THE PROBLEM:
Please filter the entries and return only the lines that include "Light".

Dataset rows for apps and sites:
>>>
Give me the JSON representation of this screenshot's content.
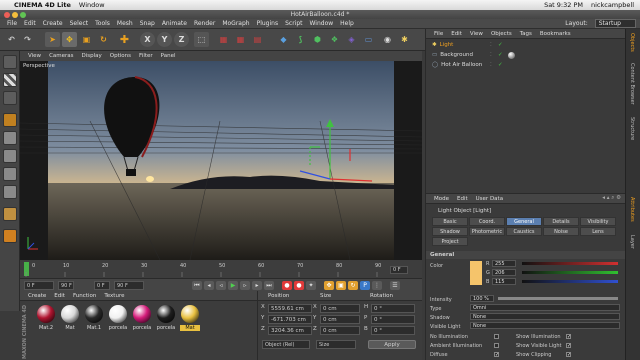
{
  "mac_menu": {
    "apple": "",
    "app": "CINEMA 4D Lite",
    "window": "Window",
    "clock": "Sat 9:32 PM",
    "user": "nickcampbell"
  },
  "window_title": "HotAirBalloon.c4d *",
  "layout": {
    "label": "Layout:",
    "value": "Startup"
  },
  "main_menu": [
    "File",
    "Edit",
    "Create",
    "Select",
    "Tools",
    "Mesh",
    "Snap",
    "Animate",
    "Render",
    "MoGraph",
    "Plugins",
    "Script",
    "Window",
    "Help"
  ],
  "toolbar": {
    "move": "✥",
    "scale": "▣",
    "rotate": "↻",
    "x": "X",
    "y": "Y",
    "z": "Z"
  },
  "viewport": {
    "menu": [
      "View",
      "Cameras",
      "Display",
      "Options",
      "Filter",
      "Panel"
    ],
    "label": "Perspective"
  },
  "timeline": {
    "ticks": [
      "0",
      "10",
      "20",
      "30",
      "40",
      "50",
      "60",
      "70",
      "80",
      "90"
    ],
    "frame": "0 F"
  },
  "transport": {
    "start": "0 F",
    "end": "90 F",
    "current": "0 F",
    "end2": "90 F"
  },
  "materials": {
    "menu": [
      "Create",
      "Edit",
      "Function",
      "Texture"
    ],
    "items": [
      {
        "name": "Mat.2",
        "color": "#b01530"
      },
      {
        "name": "Mat",
        "color": "#d8d8d8"
      },
      {
        "name": "Mat.1",
        "color": "#2a2a2a"
      },
      {
        "name": "porcela",
        "color": "#f0f0f0"
      },
      {
        "name": "porcela",
        "color": "#d41a7a"
      },
      {
        "name": "porcela",
        "color": "#1e1e1e"
      },
      {
        "name": "Mat",
        "color": "#e8c040"
      }
    ],
    "brand": "MAXON CINEMA 4D"
  },
  "coordinates": {
    "headers": [
      "Position",
      "Size",
      "Rotation"
    ],
    "rows": [
      {
        "axis": "X",
        "pos": "5559.61 cm",
        "size_axis": "X",
        "size": "0 cm",
        "rot_axis": "H",
        "rot": "0 °"
      },
      {
        "axis": "Y",
        "pos": "-671.703 cm",
        "size_axis": "Y",
        "size": "0 cm",
        "rot_axis": "P",
        "rot": "0 °"
      },
      {
        "axis": "Z",
        "pos": "3204.36 cm",
        "size_axis": "Z",
        "size": "0 cm",
        "rot_axis": "B",
        "rot": "0 °"
      }
    ],
    "mode": "Object (Rel)",
    "size_mode": "Size",
    "apply": "Apply"
  },
  "objects": {
    "menu": [
      "File",
      "Edit",
      "View",
      "Objects",
      "Tags",
      "Bookmarks"
    ],
    "items": [
      {
        "name": "Light",
        "selected": true
      },
      {
        "name": "Background",
        "selected": false
      },
      {
        "name": "Hot Air Balloon",
        "selected": false
      }
    ]
  },
  "attributes": {
    "menu": [
      "Mode",
      "Edit",
      "User Data"
    ],
    "title": "Light Object [Light]",
    "tabs_row1": [
      "Basic",
      "Coord.",
      "General",
      "Details",
      "Visibility"
    ],
    "tabs_row2": [
      "Shadow",
      "Photometric",
      "Caustics",
      "Noise",
      "Lens"
    ],
    "tabs_row3": [
      "Project"
    ],
    "active_tab": "General",
    "section": "General",
    "color_label": "Color",
    "swatch": "#f5c46b",
    "rgb": [
      {
        "ch": "R",
        "val": "255"
      },
      {
        "ch": "G",
        "val": "206"
      },
      {
        "ch": "B",
        "val": "115"
      }
    ],
    "intensity_label": "Intensity",
    "intensity": "100 %",
    "type_label": "Type",
    "type": "Omni",
    "shadow_label": "Shadow",
    "shadow": "None",
    "visible_label": "Visible Light",
    "visible": "None",
    "no_illum": "No Illumination",
    "show_illum": "Show Illumination",
    "ambient": "Ambient Illumination",
    "show_vis": "Show Visible Light",
    "diffuse": "Diffuse",
    "show_clip": "Show Clipping"
  },
  "right_tabs": [
    "Objects",
    "Content Browser",
    "Structure",
    "Attributes",
    "Layer"
  ]
}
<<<
TASK SOLUTION:
        "name": "Light",
    "title": "Light Object [Light]",
    "visible_label": "Visible Light",
    "show_vis": "Show Visible Light",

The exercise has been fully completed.